* [What the task asks] Note every line in the entries that contains the string "data", and copy it.

* [Information provided]

================

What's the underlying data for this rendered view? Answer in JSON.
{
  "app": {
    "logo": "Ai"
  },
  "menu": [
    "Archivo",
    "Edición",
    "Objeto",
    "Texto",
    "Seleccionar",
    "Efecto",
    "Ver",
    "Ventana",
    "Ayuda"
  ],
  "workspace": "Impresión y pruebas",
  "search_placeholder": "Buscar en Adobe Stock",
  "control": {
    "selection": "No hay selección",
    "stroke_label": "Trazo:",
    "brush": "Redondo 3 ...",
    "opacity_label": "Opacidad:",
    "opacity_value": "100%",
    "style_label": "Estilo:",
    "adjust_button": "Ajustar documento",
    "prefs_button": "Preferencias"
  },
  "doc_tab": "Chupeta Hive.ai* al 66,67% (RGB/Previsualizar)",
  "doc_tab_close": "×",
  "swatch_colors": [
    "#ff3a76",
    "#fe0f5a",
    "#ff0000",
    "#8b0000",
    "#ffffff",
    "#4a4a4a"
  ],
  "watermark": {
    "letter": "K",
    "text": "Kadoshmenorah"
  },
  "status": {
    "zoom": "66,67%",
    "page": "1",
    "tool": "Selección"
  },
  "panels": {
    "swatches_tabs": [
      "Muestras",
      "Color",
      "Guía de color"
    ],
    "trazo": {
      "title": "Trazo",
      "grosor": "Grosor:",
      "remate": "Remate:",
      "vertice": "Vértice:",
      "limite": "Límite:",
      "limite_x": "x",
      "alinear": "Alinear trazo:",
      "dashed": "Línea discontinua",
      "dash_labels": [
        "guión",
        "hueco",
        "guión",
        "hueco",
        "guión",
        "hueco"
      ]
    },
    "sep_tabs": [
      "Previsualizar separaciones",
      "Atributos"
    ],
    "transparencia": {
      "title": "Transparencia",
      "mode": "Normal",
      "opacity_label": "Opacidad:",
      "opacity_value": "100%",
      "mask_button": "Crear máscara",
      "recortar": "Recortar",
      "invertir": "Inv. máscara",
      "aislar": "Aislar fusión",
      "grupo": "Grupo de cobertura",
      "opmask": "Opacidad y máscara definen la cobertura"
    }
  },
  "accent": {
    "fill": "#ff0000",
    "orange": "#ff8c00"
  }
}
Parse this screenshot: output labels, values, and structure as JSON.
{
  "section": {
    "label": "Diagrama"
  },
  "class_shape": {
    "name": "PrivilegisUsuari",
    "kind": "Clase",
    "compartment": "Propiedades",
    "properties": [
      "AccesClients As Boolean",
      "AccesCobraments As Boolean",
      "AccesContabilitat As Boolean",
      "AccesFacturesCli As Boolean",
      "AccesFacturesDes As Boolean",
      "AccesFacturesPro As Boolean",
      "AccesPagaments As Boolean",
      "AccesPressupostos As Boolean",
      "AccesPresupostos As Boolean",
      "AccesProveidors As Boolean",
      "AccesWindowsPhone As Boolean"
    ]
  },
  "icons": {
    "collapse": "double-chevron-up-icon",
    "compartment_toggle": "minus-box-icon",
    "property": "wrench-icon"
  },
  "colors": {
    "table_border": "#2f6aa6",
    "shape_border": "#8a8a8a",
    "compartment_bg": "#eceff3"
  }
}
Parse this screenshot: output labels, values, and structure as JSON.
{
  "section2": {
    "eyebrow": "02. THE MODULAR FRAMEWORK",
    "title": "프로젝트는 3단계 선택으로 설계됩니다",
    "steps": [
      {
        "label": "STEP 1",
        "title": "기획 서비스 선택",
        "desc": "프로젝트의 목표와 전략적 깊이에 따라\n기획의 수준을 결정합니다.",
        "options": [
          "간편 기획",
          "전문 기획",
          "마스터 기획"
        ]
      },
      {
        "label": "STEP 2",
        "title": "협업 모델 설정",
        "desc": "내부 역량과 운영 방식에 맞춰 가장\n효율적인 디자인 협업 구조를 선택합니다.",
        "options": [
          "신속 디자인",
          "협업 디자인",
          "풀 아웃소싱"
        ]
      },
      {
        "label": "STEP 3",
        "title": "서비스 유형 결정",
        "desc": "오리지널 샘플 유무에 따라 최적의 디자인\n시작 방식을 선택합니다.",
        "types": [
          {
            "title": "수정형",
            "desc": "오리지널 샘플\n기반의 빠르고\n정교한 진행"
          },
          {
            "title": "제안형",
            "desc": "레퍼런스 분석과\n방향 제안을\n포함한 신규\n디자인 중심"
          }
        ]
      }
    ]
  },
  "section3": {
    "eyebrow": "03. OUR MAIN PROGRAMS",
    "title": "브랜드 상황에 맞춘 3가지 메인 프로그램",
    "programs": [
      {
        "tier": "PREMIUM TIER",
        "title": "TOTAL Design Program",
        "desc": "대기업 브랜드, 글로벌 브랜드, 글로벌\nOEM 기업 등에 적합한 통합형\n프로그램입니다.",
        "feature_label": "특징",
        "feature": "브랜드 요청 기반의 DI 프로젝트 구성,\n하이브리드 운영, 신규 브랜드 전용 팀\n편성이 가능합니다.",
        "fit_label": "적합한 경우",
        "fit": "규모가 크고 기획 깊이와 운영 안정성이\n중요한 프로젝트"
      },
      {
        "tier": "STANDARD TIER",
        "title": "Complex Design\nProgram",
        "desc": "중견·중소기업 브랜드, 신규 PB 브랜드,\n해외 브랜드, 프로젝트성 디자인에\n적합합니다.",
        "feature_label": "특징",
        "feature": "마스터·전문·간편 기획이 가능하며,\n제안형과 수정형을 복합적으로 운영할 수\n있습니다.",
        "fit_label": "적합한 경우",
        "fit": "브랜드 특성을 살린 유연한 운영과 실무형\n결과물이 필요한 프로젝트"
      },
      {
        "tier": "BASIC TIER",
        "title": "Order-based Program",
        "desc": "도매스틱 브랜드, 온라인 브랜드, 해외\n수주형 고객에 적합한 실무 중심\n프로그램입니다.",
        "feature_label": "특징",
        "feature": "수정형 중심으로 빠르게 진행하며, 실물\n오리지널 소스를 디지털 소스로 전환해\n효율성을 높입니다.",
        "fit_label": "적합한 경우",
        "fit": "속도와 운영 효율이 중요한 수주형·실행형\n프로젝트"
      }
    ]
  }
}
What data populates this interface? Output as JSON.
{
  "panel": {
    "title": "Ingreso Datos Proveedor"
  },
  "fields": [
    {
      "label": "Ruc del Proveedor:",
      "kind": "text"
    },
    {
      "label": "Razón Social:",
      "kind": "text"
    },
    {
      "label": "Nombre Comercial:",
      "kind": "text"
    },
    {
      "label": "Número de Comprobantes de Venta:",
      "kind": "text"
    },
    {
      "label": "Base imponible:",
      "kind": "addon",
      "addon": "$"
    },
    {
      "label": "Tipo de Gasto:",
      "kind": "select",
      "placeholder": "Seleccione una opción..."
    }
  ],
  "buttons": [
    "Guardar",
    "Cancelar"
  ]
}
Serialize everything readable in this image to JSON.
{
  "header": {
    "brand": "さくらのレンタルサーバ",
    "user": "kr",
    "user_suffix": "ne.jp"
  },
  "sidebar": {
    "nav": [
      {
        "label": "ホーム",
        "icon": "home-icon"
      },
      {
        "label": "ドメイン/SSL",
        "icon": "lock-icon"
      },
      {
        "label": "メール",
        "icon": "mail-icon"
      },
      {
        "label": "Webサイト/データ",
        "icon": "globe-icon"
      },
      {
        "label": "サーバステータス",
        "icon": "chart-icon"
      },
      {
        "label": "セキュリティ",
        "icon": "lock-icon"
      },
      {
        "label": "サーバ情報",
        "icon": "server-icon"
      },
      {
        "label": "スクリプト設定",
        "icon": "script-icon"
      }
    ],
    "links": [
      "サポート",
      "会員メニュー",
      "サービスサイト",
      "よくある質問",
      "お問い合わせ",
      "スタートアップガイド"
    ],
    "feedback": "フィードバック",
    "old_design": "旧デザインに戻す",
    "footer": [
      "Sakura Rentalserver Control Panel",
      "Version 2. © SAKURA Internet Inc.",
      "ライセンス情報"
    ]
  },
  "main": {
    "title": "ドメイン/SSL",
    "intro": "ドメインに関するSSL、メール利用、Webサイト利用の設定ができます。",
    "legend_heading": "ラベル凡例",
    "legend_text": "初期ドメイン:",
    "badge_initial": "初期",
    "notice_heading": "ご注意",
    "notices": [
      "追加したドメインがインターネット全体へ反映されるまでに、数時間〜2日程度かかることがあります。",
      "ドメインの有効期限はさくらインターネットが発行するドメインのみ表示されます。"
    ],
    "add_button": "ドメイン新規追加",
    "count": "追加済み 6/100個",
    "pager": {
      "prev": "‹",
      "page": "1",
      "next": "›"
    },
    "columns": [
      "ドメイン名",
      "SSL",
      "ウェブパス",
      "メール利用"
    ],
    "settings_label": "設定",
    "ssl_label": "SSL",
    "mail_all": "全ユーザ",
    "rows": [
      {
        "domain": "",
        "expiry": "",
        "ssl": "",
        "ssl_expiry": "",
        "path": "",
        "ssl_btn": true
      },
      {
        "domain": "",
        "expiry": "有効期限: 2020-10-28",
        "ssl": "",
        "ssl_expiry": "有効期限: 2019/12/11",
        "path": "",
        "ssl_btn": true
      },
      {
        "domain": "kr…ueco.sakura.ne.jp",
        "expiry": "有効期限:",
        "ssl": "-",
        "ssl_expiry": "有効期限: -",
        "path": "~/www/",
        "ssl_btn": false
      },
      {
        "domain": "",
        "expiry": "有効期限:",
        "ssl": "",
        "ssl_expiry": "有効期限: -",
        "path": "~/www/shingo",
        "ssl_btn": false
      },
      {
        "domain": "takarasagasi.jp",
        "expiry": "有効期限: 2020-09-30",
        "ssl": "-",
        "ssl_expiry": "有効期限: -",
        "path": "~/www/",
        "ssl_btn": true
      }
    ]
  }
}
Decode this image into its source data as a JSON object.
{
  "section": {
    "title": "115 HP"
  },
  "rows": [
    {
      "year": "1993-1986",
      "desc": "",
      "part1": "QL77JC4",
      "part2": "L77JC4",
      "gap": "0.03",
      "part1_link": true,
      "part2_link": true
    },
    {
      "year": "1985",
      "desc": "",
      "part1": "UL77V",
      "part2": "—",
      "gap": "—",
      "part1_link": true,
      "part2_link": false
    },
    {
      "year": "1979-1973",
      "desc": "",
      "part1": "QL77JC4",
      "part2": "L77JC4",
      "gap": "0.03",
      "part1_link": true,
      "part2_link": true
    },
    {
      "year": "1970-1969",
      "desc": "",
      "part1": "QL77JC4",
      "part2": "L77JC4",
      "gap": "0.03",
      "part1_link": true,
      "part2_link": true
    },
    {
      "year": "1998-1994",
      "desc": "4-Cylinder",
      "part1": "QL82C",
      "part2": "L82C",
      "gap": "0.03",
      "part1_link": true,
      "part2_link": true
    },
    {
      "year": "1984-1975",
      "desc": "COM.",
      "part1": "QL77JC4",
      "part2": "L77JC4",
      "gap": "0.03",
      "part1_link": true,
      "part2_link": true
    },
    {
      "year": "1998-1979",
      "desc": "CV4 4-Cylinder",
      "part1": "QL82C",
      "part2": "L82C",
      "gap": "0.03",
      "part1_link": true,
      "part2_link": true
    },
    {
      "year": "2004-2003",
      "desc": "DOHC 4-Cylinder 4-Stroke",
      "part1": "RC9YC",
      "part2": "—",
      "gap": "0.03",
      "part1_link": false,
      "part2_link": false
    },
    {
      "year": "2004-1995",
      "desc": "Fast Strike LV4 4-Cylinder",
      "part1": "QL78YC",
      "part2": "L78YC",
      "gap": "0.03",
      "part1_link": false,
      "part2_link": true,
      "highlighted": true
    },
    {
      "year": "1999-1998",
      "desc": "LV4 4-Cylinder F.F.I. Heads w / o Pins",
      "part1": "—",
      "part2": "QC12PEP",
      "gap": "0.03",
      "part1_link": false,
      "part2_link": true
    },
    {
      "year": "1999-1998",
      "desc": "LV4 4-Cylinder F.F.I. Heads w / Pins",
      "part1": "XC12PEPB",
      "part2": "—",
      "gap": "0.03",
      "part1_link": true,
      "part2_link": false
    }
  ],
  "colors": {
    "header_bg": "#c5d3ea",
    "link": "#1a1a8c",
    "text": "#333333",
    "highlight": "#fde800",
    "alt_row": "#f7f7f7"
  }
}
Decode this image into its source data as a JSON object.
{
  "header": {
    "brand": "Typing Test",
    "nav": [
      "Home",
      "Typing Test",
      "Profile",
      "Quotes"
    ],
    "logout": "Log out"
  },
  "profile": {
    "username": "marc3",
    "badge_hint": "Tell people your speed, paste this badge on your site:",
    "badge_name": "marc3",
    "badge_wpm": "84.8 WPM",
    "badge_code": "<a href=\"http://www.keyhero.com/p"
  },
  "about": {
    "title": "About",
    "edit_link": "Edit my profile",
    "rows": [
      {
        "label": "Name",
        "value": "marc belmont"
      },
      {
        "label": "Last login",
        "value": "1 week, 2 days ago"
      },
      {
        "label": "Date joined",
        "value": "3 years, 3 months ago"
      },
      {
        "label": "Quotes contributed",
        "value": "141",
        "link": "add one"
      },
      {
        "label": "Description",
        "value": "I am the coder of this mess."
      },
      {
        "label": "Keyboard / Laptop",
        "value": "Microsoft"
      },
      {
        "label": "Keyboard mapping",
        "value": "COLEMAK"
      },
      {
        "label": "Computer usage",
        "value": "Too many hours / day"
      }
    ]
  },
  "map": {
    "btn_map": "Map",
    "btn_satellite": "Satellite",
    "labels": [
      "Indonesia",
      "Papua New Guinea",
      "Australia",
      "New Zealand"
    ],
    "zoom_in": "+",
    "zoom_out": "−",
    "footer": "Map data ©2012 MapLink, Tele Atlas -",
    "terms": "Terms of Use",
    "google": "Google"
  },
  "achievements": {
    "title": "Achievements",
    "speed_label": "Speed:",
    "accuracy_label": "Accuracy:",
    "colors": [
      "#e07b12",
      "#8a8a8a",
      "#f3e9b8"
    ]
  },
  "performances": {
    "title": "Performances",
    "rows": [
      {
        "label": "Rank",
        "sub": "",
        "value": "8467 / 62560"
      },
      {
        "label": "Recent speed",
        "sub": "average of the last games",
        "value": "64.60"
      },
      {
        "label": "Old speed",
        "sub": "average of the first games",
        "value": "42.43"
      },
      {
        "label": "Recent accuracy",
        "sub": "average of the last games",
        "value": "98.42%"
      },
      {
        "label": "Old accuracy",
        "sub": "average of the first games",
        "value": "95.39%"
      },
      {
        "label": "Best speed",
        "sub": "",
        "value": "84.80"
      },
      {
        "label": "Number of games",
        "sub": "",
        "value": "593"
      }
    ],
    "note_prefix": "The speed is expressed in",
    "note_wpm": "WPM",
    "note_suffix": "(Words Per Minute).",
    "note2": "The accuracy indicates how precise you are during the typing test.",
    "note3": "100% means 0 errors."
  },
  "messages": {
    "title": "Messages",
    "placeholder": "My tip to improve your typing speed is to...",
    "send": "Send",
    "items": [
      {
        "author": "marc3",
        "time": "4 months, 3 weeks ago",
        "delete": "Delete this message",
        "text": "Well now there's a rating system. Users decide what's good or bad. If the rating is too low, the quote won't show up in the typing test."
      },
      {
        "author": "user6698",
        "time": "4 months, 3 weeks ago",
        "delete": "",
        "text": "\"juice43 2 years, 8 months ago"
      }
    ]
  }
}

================

* [Output for this exercise]
What's the underlying data for this rendered view? Answer in JSON.
What data populates this interface? Output as JSON.
Decode this image into its source data as a JSON object.
Decode this image into its source data as a JSON object.
    "footer": "Map data ©2012 MapLink, Tele Atlas -",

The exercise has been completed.